During a recent hearing, Judge Hughes together with the help of the Department’s veterinary inspector Anthony Sweeney ordered Mr Casey to get his cattle tested; get tags; have a BVD test carried out and reduce his stock to 10 animals.

Last week Mr Sweeney told the court that while the cattle have been tested and all the animals were now tagged, one of the animals needed to be retested for BVD. 

“Once we have the results from that test, Mr Casey will be free to sell his cattle,” the veterinary inspector added.

“Any day now we should have those results.”

Judge Hughes then said that he wanted all the cattle sold thereafter.

Solicitor for the defendant, Trish Cronin said her client had complied with all the orders of the court and during the last sitting Judge Hughes had made it clear that 10 animals from the herd were to be sold, not all the cattle.

“I want them all sold,” the Judge fumed.

“I’m looking at the winter now and the feed he has; he has no fodder, so there is no point whatsoever in having stock if he only has duck eggs to feed them.”

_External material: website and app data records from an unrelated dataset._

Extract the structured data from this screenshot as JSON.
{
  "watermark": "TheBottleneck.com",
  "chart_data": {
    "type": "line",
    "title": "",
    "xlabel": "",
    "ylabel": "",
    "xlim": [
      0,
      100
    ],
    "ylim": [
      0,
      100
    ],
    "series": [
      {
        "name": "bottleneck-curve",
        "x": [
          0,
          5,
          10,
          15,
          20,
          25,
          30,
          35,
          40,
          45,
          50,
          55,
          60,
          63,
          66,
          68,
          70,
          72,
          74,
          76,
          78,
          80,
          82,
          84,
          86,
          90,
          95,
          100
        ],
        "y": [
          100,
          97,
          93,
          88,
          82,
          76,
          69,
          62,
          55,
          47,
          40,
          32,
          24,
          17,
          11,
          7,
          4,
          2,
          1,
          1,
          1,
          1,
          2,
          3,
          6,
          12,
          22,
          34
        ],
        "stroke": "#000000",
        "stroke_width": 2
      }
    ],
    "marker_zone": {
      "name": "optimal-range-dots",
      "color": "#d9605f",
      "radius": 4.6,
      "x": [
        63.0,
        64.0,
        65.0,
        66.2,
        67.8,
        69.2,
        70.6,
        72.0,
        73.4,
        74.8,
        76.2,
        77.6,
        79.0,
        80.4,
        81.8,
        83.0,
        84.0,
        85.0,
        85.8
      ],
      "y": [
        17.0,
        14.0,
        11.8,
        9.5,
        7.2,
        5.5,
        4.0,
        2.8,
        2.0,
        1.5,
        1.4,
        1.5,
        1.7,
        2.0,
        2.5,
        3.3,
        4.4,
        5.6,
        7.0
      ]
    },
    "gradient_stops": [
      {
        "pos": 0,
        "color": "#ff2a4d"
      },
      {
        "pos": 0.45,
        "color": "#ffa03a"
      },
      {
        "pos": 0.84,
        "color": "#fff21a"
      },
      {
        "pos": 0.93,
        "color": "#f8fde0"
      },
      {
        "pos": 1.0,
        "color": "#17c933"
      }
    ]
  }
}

Mr Sweeney then told the Judge that a number of animals had yet to be dehorned and the weather was not suitable at the moment to carry out that task.

He also pointed out that those cattle shouldn’t be sold until the horns were removed.

Judge Hughes asked Mr Sweeney when was the right time to dehorn cattle and he was told early spring.

“Certainly it can be done once temperatures decline, from October onwards but early spring is the best time,” he added.

“Mr Casey could still sell the stock that don’t have horns.”

Judge Hughes meanwhile said he was fed up with Mr Casey and the problems he was causing.

“See the cattle,” he added.

“The ones that need to be dehorned - get them done.”

Inspector Bláithín Moran then pointed out to the court that the defendant had been ordered to fence his land, but to date nothing had been done about that.

Mr Casey told the court there was currently electric fencing in place.

“You are acting the cowboy,” the Judge told him.

“It’s been going on for long enough now; I want top shelf fencing done out there - posts and barbed wire.

“I am fed up with this.”